EXERCISE:
A faithful, complete copy of the entries below is required, with images removed.

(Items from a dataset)
[Start of section]

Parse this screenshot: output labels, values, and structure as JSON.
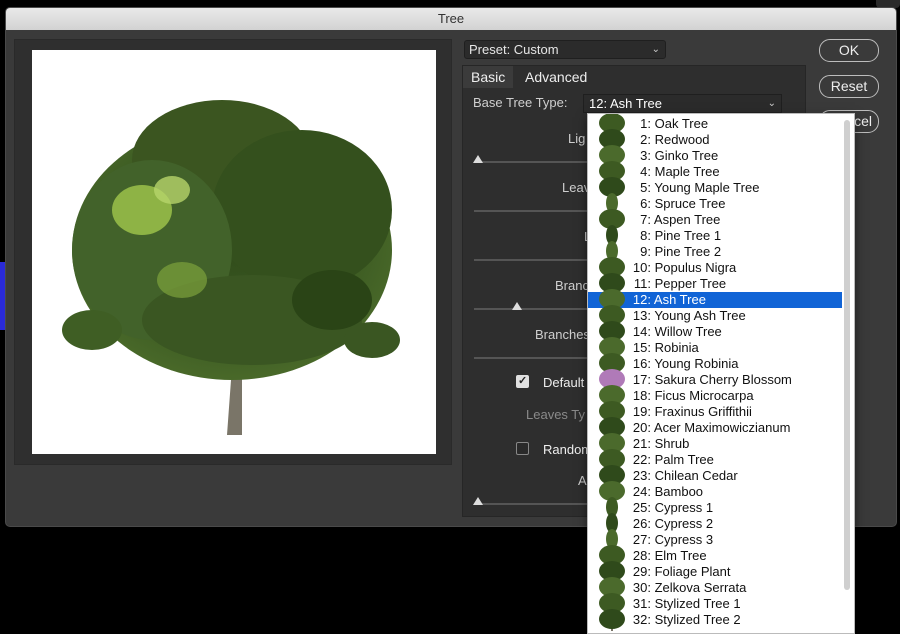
{
  "window": {
    "title": "Tree"
  },
  "preset": {
    "label": "Preset: Custom"
  },
  "buttons": {
    "ok": "OK",
    "reset": "Reset",
    "cancel": "cel"
  },
  "tabs": [
    {
      "label": "Basic"
    },
    {
      "label": "Advanced"
    }
  ],
  "base_tree": {
    "label": "Base Tree Type:",
    "value": "12: Ash Tree"
  },
  "controls": {
    "light": "Lig",
    "leaves": "Leav",
    "l": "L",
    "branch": "Branc",
    "branches": "Branches",
    "default": "Default",
    "leaves_type": "Leaves Ty",
    "random": "Random",
    "a": "A"
  },
  "tree_types": [
    "1: Oak Tree",
    "2: Redwood",
    "3: Ginko Tree",
    "4: Maple Tree",
    "5: Young Maple Tree",
    "6: Spruce Tree",
    "7: Aspen Tree",
    "8: Pine Tree 1",
    "9: Pine Tree 2",
    "10: Populus Nigra",
    "11: Pepper Tree",
    "12: Ash Tree",
    "13: Young Ash Tree",
    "14: Willow Tree",
    "15: Robinia",
    "16: Young Robinia",
    "17: Sakura Cherry Blossom",
    "18: Ficus Microcarpa",
    "19: Fraxinus Griffithii",
    "20: Acer Maximowiczianum",
    "21: Shrub",
    "22: Palm Tree",
    "23: Chilean Cedar",
    "24: Bamboo",
    "25: Cypress 1",
    "26: Cypress 2",
    "27: Cypress 3",
    "28: Elm Tree",
    "29: Foliage Plant",
    "30: Zelkova Serrata",
    "31: Stylized Tree 1",
    "32: Stylized Tree 2"
  ],
  "selected_index": 11,
  "colors": {
    "selection": "#1164d6",
    "foliage": "#3d5a22",
    "foliage_light": "#9bc24a",
    "trunk": "#7a7568",
    "blossom": "#b07ab8"
  },
  "icons": {
    "chevron": "chevron-updown-icon",
    "check": "checkmark-icon"
  }
}
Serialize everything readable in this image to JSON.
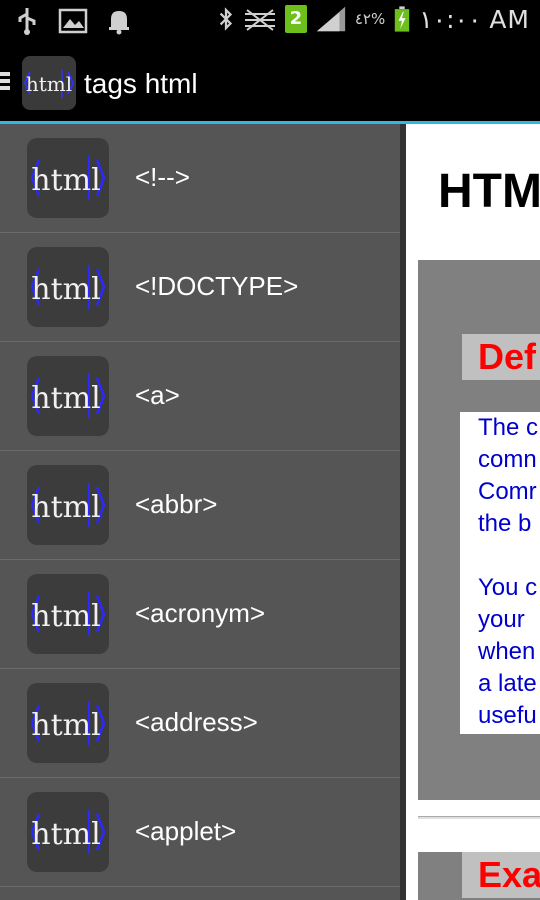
{
  "status_bar": {
    "time": "١٠:٠٠ AM",
    "battery_percent": "٤٢%",
    "notification_badge": "2",
    "icons": [
      "usb-icon",
      "image-icon",
      "notification-bell-icon",
      "bluetooth-icon",
      "no-signal-icon",
      "signal-icon",
      "battery-charging-icon"
    ]
  },
  "action_bar": {
    "title": "tags html",
    "logo_text": "html",
    "icons": [
      "menu-icon",
      "app-logo-icon"
    ]
  },
  "drawer": {
    "items": [
      {
        "label": "<!-->",
        "icon": "html-logo-icon"
      },
      {
        "label": "<!DOCTYPE>",
        "icon": "html-logo-icon"
      },
      {
        "label": "<a>",
        "icon": "html-logo-icon"
      },
      {
        "label": "<abbr>",
        "icon": "html-logo-icon"
      },
      {
        "label": "<acronym>",
        "icon": "html-logo-icon"
      },
      {
        "label": "<address>",
        "icon": "html-logo-icon"
      },
      {
        "label": "<applet>",
        "icon": "html-logo-icon"
      }
    ]
  },
  "content": {
    "heading": "HTM",
    "section1_title": "Def",
    "section1_lines": [
      "The c",
      "comn",
      "Comr",
      "the b",
      "",
      "You c",
      "your",
      "when",
      "a late",
      "usefu"
    ],
    "section2_title": "Exa"
  },
  "colors": {
    "accent": "#33b5e5",
    "drawer_bg": "#555555",
    "section_title": "#ff0000",
    "body_text": "#0000cc"
  }
}
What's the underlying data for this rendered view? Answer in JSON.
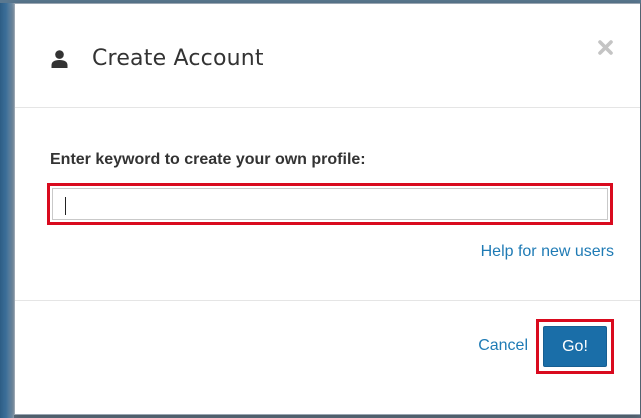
{
  "dialog": {
    "title": "Create Account",
    "header_icon": "user-icon",
    "close_icon": "close-icon"
  },
  "form": {
    "keyword_label": "Enter keyword to create your own profile:",
    "keyword_value": "",
    "keyword_placeholder": "",
    "help_link": "Help for new users"
  },
  "footer": {
    "cancel_label": "Cancel",
    "go_label": "Go!"
  },
  "colors": {
    "primary_button": "#1a6ea8",
    "link": "#1f7bb5",
    "highlight_border": "#d90a1e"
  }
}
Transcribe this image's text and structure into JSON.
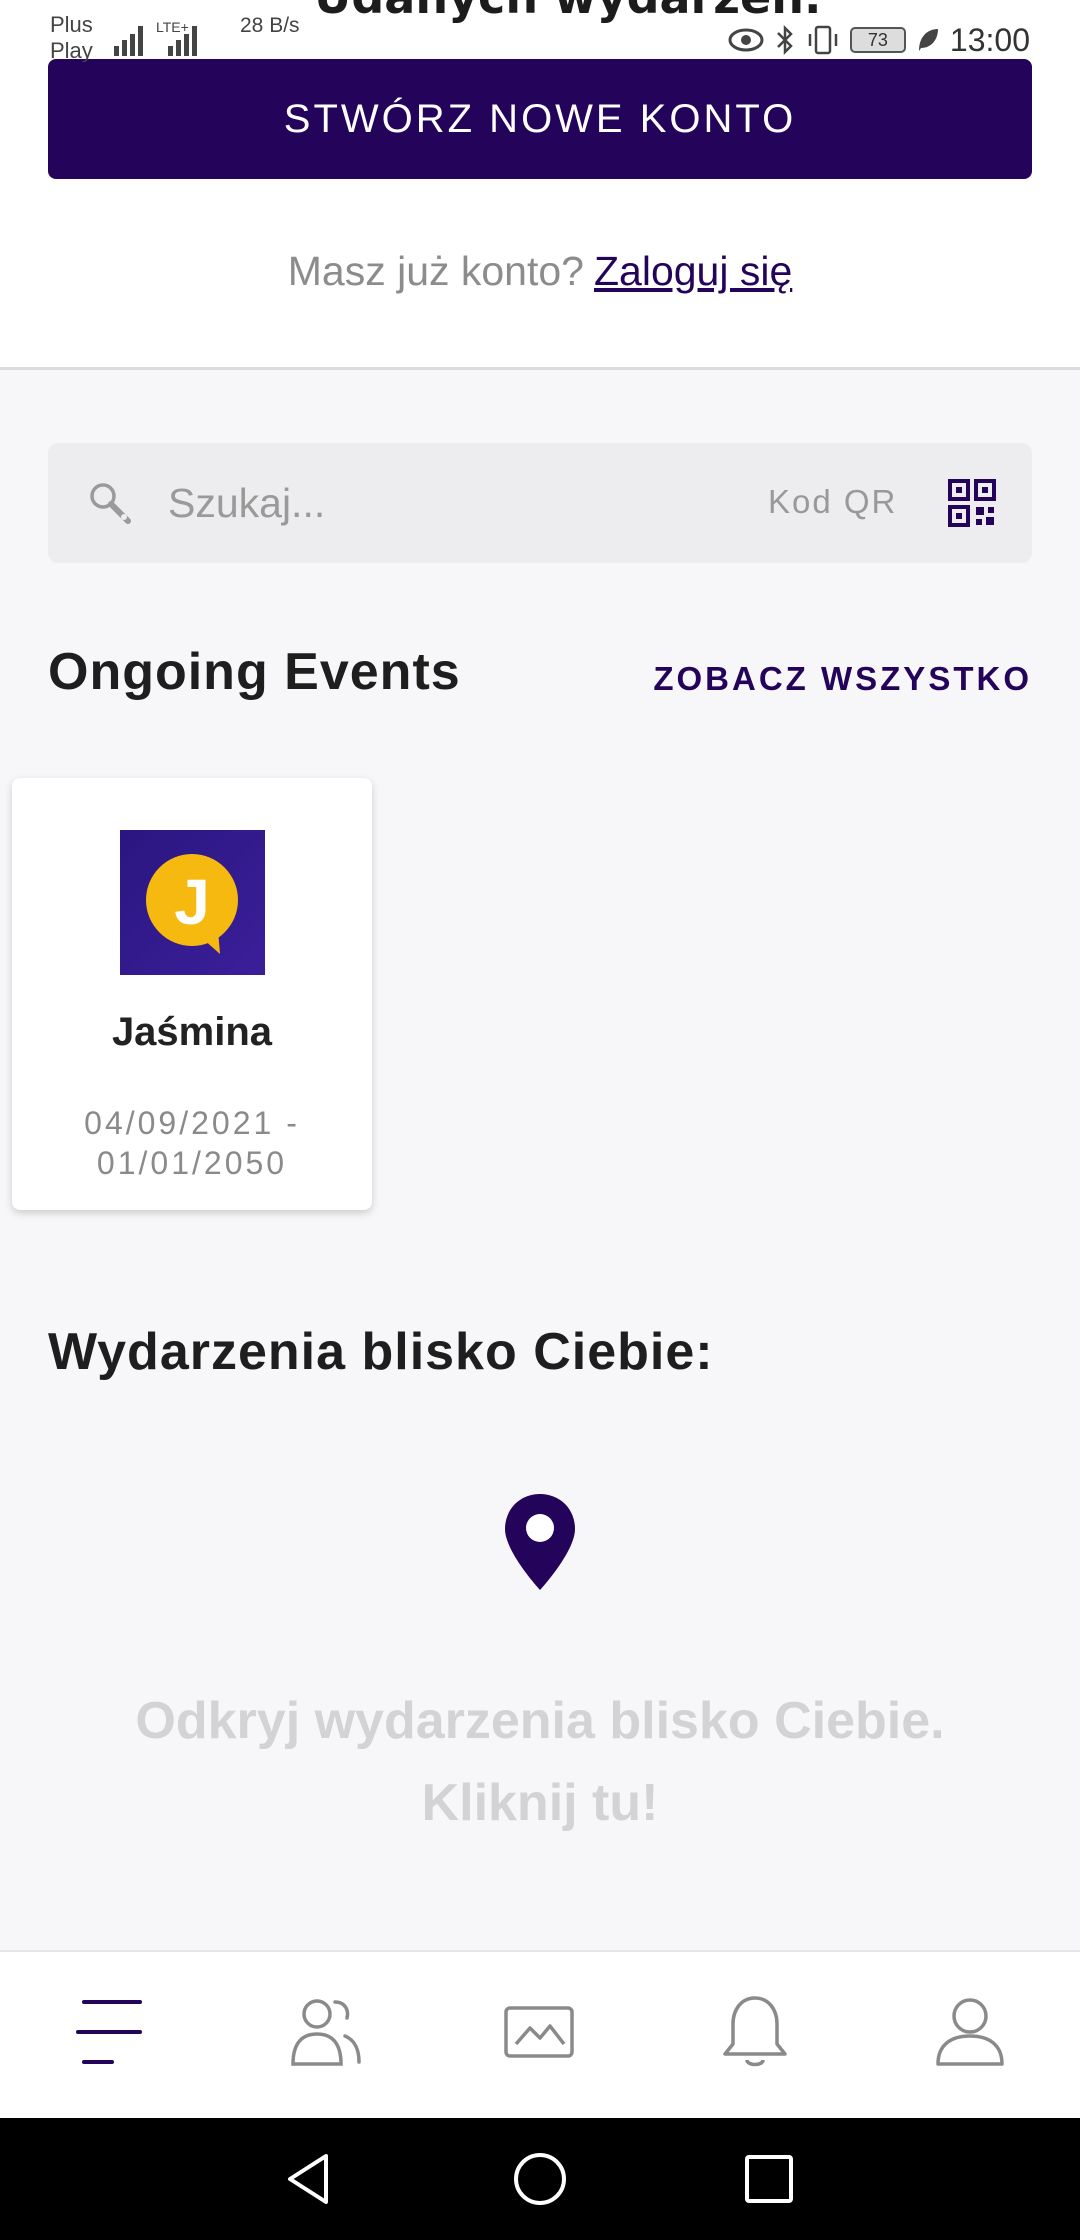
{
  "status_bar": {
    "peek_title": "Udanych wydarzeń.",
    "carrier": "Plus Play",
    "net_type": "LTE+",
    "net_speed": "28 B/s",
    "battery": "73",
    "time": "13:00"
  },
  "account": {
    "create_button": "STWÓRZ NOWE KONTO",
    "login_prompt": "Masz już konto?",
    "login_link": "Zaloguj się"
  },
  "search": {
    "placeholder": "Szukaj...",
    "qr_label": "Kod QR"
  },
  "ongoing": {
    "title": "Ongoing Events",
    "see_all": "ZOBACZ WSZYSTKO",
    "events": [
      {
        "name": "Jaśmina",
        "dates": "04/09/2021 - 01/01/2050",
        "logo_letter": "J"
      }
    ]
  },
  "nearby": {
    "title": "Wydarzenia blisko Ciebie:",
    "cta_line1": "Odkryj wydarzenia blisko Ciebie.",
    "cta_line2": "Kliknij tu!"
  },
  "bottom_nav": {
    "items": [
      "menu-icon",
      "people-icon",
      "gallery-icon",
      "bell-icon",
      "profile-icon"
    ]
  },
  "colors": {
    "brand": "#24045a",
    "accent_yellow": "#f6b90f",
    "background": "#f7f7f9"
  }
}
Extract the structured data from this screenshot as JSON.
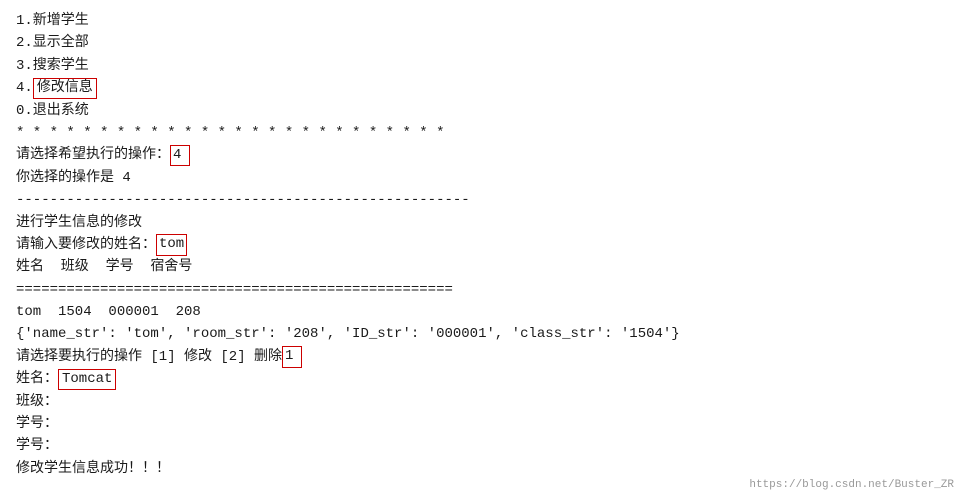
{
  "terminal": {
    "menu": {
      "item1": "1.新增学生",
      "item2": "2.显示全部",
      "item3": "3.搜索学生",
      "item4_prefix": "4.",
      "item4_highlighted": "修改信息",
      "item0": "0.退出系统",
      "separator_stars": "* * * * * * * * * * * * * * * * * * * * * * * * * *"
    },
    "interaction1": {
      "prompt": "请选择希望执行的操作：",
      "input_value": "4",
      "response": "你选择的操作是 4"
    },
    "separator_dashes": "------------------------------------------------------",
    "section1": {
      "title": "进行学生信息的修改",
      "name_prompt": "请输入要修改的姓名：",
      "name_input": "tom",
      "headers": "姓名  班级  学号  宿舍号"
    },
    "separator_equals": "====================================================",
    "data_row": "tom  1504  000001  208",
    "dict_row": "{'name_str': 'tom', 'room_str': '208', 'ID_str': '000001', 'class_str': '1504'}",
    "action_prompt": "请选择要执行的操作 [1] 修改 [2] 删除",
    "action_input": "1",
    "fields": {
      "name_label": "姓名：",
      "name_value": "Tomcat",
      "class_label": "班级：",
      "class_value": "",
      "id1_label": "学号：",
      "id1_value": "",
      "id2_label": "学号：",
      "id2_value": "",
      "success": "修改学生信息成功！！！"
    },
    "watermark": "https://blog.csdn.net/Buster_ZR"
  }
}
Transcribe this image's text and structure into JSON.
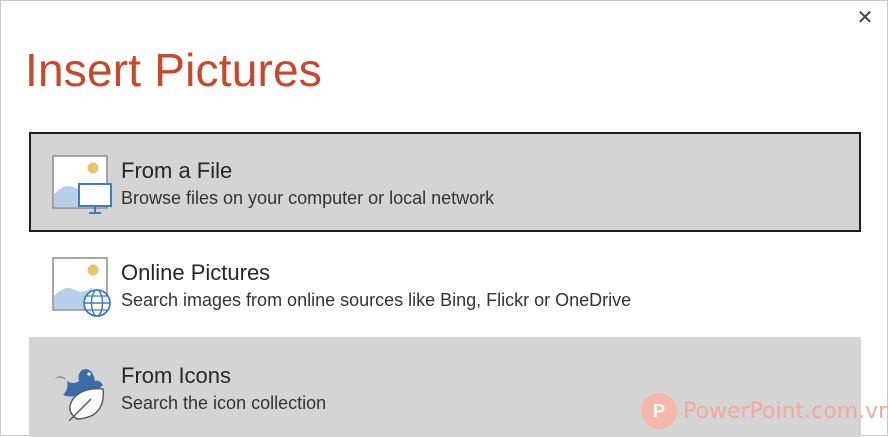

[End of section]

OUTPUT BELOW:
Parse this screenshot: output labels, values, and structure as JSON.
{
  "window": {
    "title": "Tree"
  },
  "preset": {
    "label": "Preset: Custom"
  },
  "buttons": {
    "ok": "OK",
    "reset": "Reset",
    "cancel": "cel"
  },
  "tabs": [
    {
      "label": "Basic"
    },
    {
      "label": "Advanced"
    }
  ],
  "base_tree": {
    "label": "Base Tree Type:",
    "value": "12: Ash Tree"
  },
  "controls": {
    "light": "Lig",
    "leaves": "Leav",
    "l": "L",
    "branch": "Branc",
    "branches": "Branches",
    "default": "Default",
    "leaves_type": "Leaves Ty",
    "random": "Random",
    "a": "A"
  },
  "tree_types": [
    "1: Oak Tree",
    "2: Redwood",
    "3: Ginko Tree",
    "4: Maple Tree",
    "5: Young Maple Tree",
    "6: Spruce Tree",
    "7: Aspen Tree",
    "8: Pine Tree 1",
    "9: Pine Tree 2",
    "10: Populus Nigra",
    "11: Pepper Tree",
    "12: Ash Tree",
    "13: Young Ash Tree",
    "14: Willow Tree",
    "15: Robinia",
    "16: Young Robinia",
    "17: Sakura Cherry Blossom",
    "18: Ficus Microcarpa",
    "19: Fraxinus Griffithii",
    "20: Acer Maximowiczianum",
    "21: Shrub",
    "22: Palm Tree",
    "23: Chilean Cedar",
    "24: Bamboo",
    "25: Cypress 1",
    "26: Cypress 2",
    "27: Cypress 3",
    "28: Elm Tree",
    "29: Foliage Plant",
    "30: Zelkova Serrata",
    "31: Stylized Tree 1",
    "32: Stylized Tree 2"
  ],
  "selected_index": 11,
  "colors": {
    "selection": "#1164d6",
    "foliage": "#3d5a22",
    "foliage_light": "#9bc24a",
    "trunk": "#7a7568",
    "blossom": "#b07ab8"
  },
  "icons": {
    "chevron": "chevron-updown-icon",
    "check": "checkmark-icon"
  }
}
Serialize everything readable in this image to JSON.
{
  "status_bar": {
    "time": "١٠:٠٠ AM",
    "battery_percent": "٤٢%",
    "notification_badge": "2",
    "icons": [
      "usb-icon",
      "image-icon",
      "notification-bell-icon",
      "bluetooth-icon",
      "no-signal-icon",
      "signal-icon",
      "battery-charging-icon"
    ]
  },
  "action_bar": {
    "title": "tags html",
    "logo_text": "html",
    "icons": [
      "menu-icon",
      "app-logo-icon"
    ]
  },
  "drawer": {
    "items": [
      {
        "label": "<!-->",
        "icon": "html-logo-icon"
      },
      {
        "label": "<!DOCTYPE>",
        "icon": "html-logo-icon"
      },
      {
        "label": "<a>",
        "icon": "html-logo-icon"
      },
      {
        "label": "<abbr>",
        "icon": "html-logo-icon"
      },
      {
        "label": "<acronym>",
        "icon": "html-logo-icon"
      },
      {
        "label": "<address>",
        "icon": "html-logo-icon"
      },
      {
        "label": "<applet>",
        "icon": "html-logo-icon"
      }
    ]
  },
  "content": {
    "heading": "HTM",
    "section1_title": "Def",
    "section1_lines": [
      "The c",
      "comn",
      "Comr",
      "the b",
      "",
      "You c",
      "your",
      "when",
      "a late",
      "usefu"
    ],
    "section2_title": "Exa"
  },
  "colors": {
    "accent": "#33b5e5",
    "drawer_bg": "#555555",
    "section_title": "#ff0000",
    "body_text": "#0000cc"
  }
}
What's the underlying data for this rendered view? Answer in JSON.
{
  "dialog": {
    "title": "Create Account",
    "header_icon": "user-icon",
    "close_icon": "close-icon"
  },
  "form": {
    "keyword_label": "Enter keyword to create your own profile:",
    "keyword_value": "",
    "keyword_placeholder": "",
    "help_link": "Help for new users"
  },
  "footer": {
    "cancel_label": "Cancel",
    "go_label": "Go!"
  },
  "colors": {
    "primary_button": "#1a6ea8",
    "link": "#1f7bb5",
    "highlight_border": "#d90a1e"
  }
}
Transcribe this image's text and structure into JSON.
{
  "status_bar": {
    "peek_title": "Udanych wydarzeń.",
    "carrier": "Plus Play",
    "net_type": "LTE+",
    "net_speed": "28 B/s",
    "battery": "73",
    "time": "13:00"
  },
  "account": {
    "create_button": "STWÓRZ NOWE KONTO",
    "login_prompt": "Masz już konto?",
    "login_link": "Zaloguj się"
  },
  "search": {
    "placeholder": "Szukaj...",
    "qr_label": "Kod QR"
  },
  "ongoing": {
    "title": "Ongoing Events",
    "see_all": "ZOBACZ WSZYSTKO",
    "events": [
      {
        "name": "Jaśmina",
        "dates": "04/09/2021 - 01/01/2050",
        "logo_letter": "J"
      }
    ]
  },
  "nearby": {
    "title": "Wydarzenia blisko Ciebie:",
    "cta_line1": "Odkryj wydarzenia blisko Ciebie.",
    "cta_line2": "Kliknij tu!"
  },
  "bottom_nav": {
    "items": [
      "menu-icon",
      "people-icon",
      "gallery-icon",
      "bell-icon",
      "profile-icon"
    ]
  },
  "colors": {
    "brand": "#24045a",
    "accent_yellow": "#f6b90f",
    "background": "#f7f7f9"
  }
}
Extract the structured data from this screenshot as JSON.
{
  "terminal": {
    "menu": {
      "item1": "1.新增学生",
      "item2": "2.显示全部",
      "item3": "3.搜索学生",
      "item4_prefix": "4.",
      "item4_highlighted": "修改信息",
      "item0": "0.退出系统",
      "separator_stars": "* * * * * * * * * * * * * * * * * * * * * * * * * *"
    },
    "interaction1": {
      "prompt": "请选择希望执行的操作：",
      "input_value": "4",
      "response": "你选择的操作是 4"
    },
    "separator_dashes": "------------------------------------------------------",
    "section1": {
      "title": "进行学生信息的修改",
      "name_prompt": "请输入要修改的姓名：",
      "name_input": "tom",
      "headers": "姓名  班级  学号  宿舍号"
    },
    "separator_equals": "====================================================",
    "data_row": "tom  1504  000001  208",
    "dict_row": "{'name_str': 'tom', 'room_str': '208', 'ID_str': '000001', 'class_str': '1504'}",
    "action_prompt": "请选择要执行的操作 [1] 修改 [2] 删除",
    "action_input": "1",
    "fields": {
      "name_label": "姓名：",
      "name_value": "Tomcat",
      "class_label": "班级：",
      "class_value": "",
      "id1_label": "学号：",
      "id1_value": "",
      "id2_label": "学号：",
      "id2_value": "",
      "success": "修改学生信息成功！！！"
    },
    "watermark": "https://blog.csdn.net/Buster_ZR"
  }
}
Transcribe this image's text and structure into JSON.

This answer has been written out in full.